A leading cause of large carnivore declines is conflict with humans, specifically due to livestock depredation. This conflict threatens both carnivore populations and human communities with livestock-dependent livelihoods. The expanding dairy industry in Sri Lanka, home to the endangered Sri Lankan leopard (Panthera pardus kotiya), provides an opportunity for proactive conflict mitigation. Little is known about incidents of livestock depredation or attitudes of pastoralists whose livelihoods may be threatened by leopard conflict. This thesis aimed to combine social and ecological research methods to address these knowledge gaps. We surveyed two pastoralist communities that differed in leopard conflict and socioecological factors (Yala and Central Hills) to identify determinants of attitudes towards leopards. We conducted Exploratory Factor Analysis and ran generalised linear models (GLMs) to detect influential variables.
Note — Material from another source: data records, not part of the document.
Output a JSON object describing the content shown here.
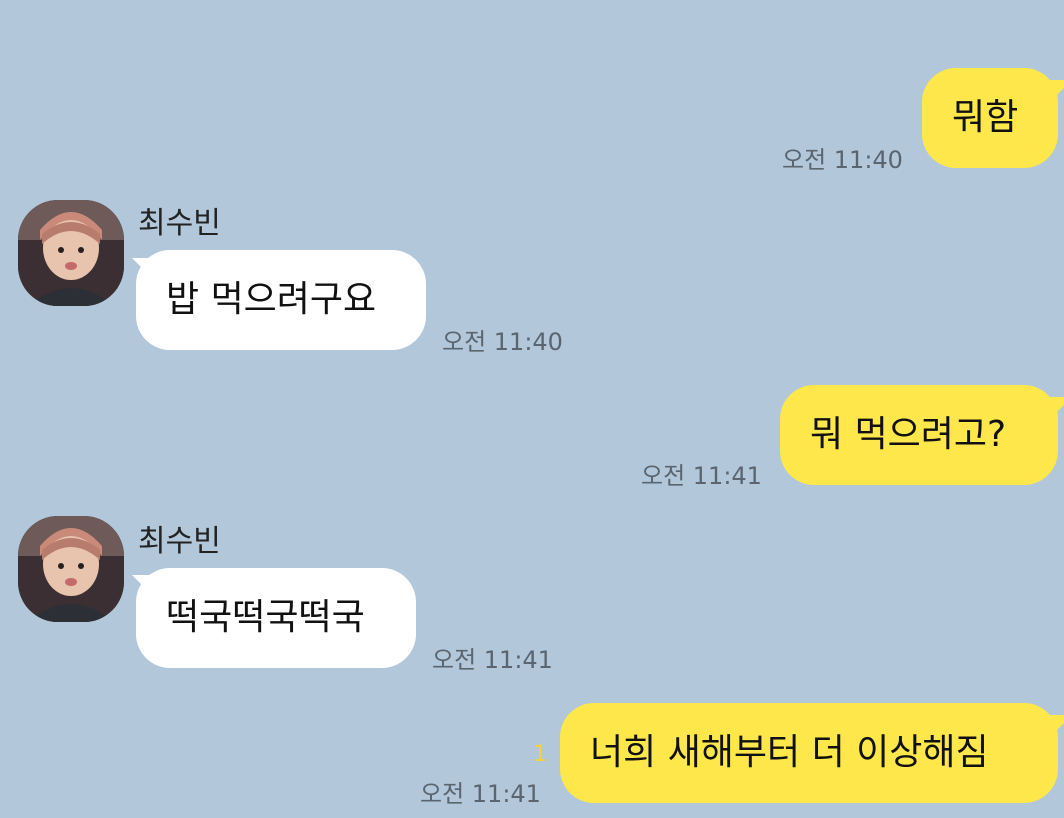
{
  "chat": {
    "contact_name": "최수빈",
    "messages": [
      {
        "from": "me",
        "text": "뭐함",
        "time": "오전 11:40"
      },
      {
        "from": "other",
        "text": "밥 먹으려구요",
        "time": "오전 11:40"
      },
      {
        "from": "me",
        "text": "뭐 먹으려고?",
        "time": "오전 11:41"
      },
      {
        "from": "other",
        "text": "떡국떡국떡국",
        "time": "오전 11:41"
      },
      {
        "from": "me",
        "text": "너희 새해부터 더 이상해짐",
        "time": "오전 11:41",
        "unread": "1"
      }
    ]
  },
  "colors": {
    "background": "#b2c7d9",
    "my_bubble": "#fde74a",
    "their_bubble": "#ffffff",
    "unread": "#f3d33c"
  },
  "icons": {
    "avatar": "profile-photo"
  }
}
In the higher conflict region (Yala), attitudes towards leopards were positively related to socio-demographics (age, number of dependents, years rearing livestock) and an overall desire for wildlife conservation, while attitudes were negatively related to general awareness of leopard ecology and leopard-related tourism. In the lower conflict region (Central Hills), attitudes were positively related to a desire for increased government assistance in cattle rearing. The inability to own land were common concerns for pastoralists in both regions. We recommend assessing programs that may improve attitudes towards leopards, such as involving pastoralists in tourism programs and restricted land ownership. While the Central Hills is currently not experiencing depredation, proactively addressing hardships (e.g. improving roads, subsidizing cattle feed) may facilitate positive attitudes, should incidents of conflict increase. To investigate potential drivers of cattle depredation in Yala, we used GLMs to test the importance of hypothesised explanatory variables, specifically: native prey availability, cattle husbandry, number of cattle, distance from national park, road density and pastoralist residency time. Model results indicated that depredation frequency increased with the number of cattle and decreased with improved husbandry. Survey responses suggested that stronger cattle enclosures using plastic and light deterrents were husbandry techniques most supported by pastoralists. We recommend testing their efficacy and feasibility. This thesis illustrates the importance of interdisciplinary research to better inform human-carnivore coexistence grounded in the local context.